[Work instruction]: Aside from the pictures, the entries should be given again exactly.

[Given entries]:

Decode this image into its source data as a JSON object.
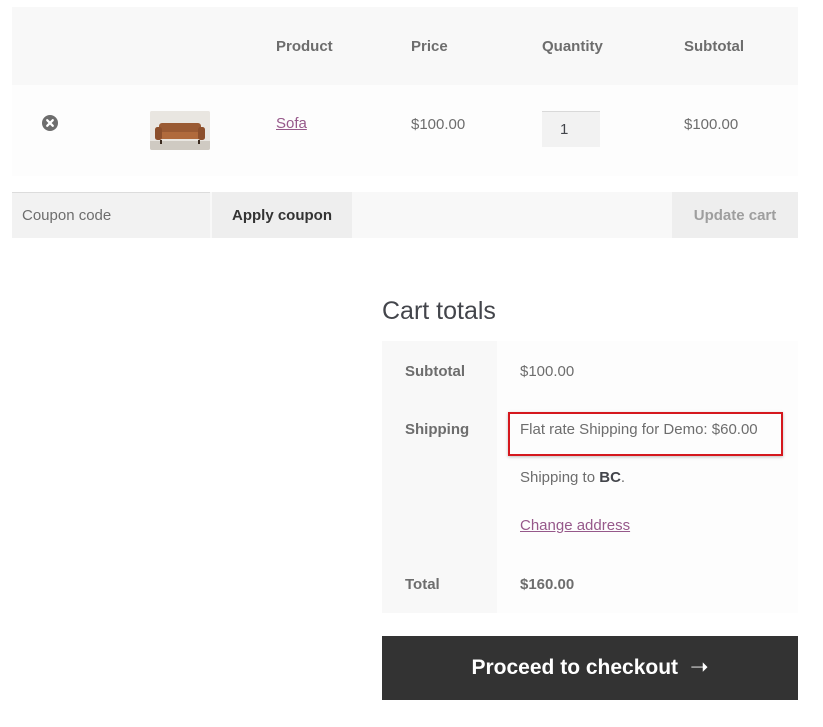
{
  "cart": {
    "headers": {
      "product": "Product",
      "price": "Price",
      "quantity": "Quantity",
      "subtotal": "Subtotal"
    },
    "items": [
      {
        "name": "Sofa",
        "thumbnail": "sofa-thumbnail",
        "price": "$100.00",
        "quantity": "1",
        "subtotal": "$100.00"
      }
    ],
    "remove_icon": "remove-circle-x-icon"
  },
  "actions": {
    "coupon_placeholder": "Coupon code",
    "apply_coupon_label": "Apply coupon",
    "update_cart_label": "Update cart"
  },
  "totals": {
    "heading": "Cart totals",
    "subtotal_label": "Subtotal",
    "subtotal_value": "$100.00",
    "shipping_label": "Shipping",
    "shipping_method": "Flat rate Shipping for Demo: $60.00",
    "shipping_to_prefix": "Shipping to",
    "shipping_region": "BC",
    "shipping_to_suffix": ".",
    "change_address_label": "Change address",
    "total_label": "Total",
    "total_value": "$160.00"
  },
  "checkout": {
    "label": "Proceed to checkout",
    "icon": "right-arrow-icon"
  },
  "colors": {
    "link": "#96588a",
    "checkout_bg": "#333333",
    "highlight_border": "#d5181e",
    "header_bg": "#f8f8f8"
  }
}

[Response]:
Decode this image into its source data as a JSON object.
{
  "cart": {
    "headers": {
      "product": "Product",
      "price": "Price",
      "quantity": "Quantity",
      "subtotal": "Subtotal"
    },
    "items": [
      {
        "name": "Sofa",
        "thumbnail": "sofa-thumbnail",
        "price": "$100.00",
        "quantity": "1",
        "subtotal": "$100.00"
      }
    ],
    "remove_icon": "remove-circle-x-icon"
  },
  "actions": {
    "coupon_placeholder": "Coupon code",
    "apply_coupon_label": "Apply coupon",
    "update_cart_label": "Update cart"
  },
  "totals": {
    "heading": "Cart totals",
    "subtotal_label": "Subtotal",
    "subtotal_value": "$100.00",
    "shipping_label": "Shipping",
    "shipping_method": "Flat rate Shipping for Demo: $60.00",
    "shipping_to_prefix": "Shipping to",
    "shipping_region": "BC",
    "shipping_to_suffix": ".",
    "change_address_label": "Change address",
    "total_label": "Total",
    "total_value": "$160.00"
  },
  "checkout": {
    "label": "Proceed to checkout",
    "icon": "right-arrow-icon"
  },
  "colors": {
    "link": "#96588a",
    "checkout_bg": "#333333",
    "highlight_border": "#d5181e",
    "header_bg": "#f8f8f8"
  }
}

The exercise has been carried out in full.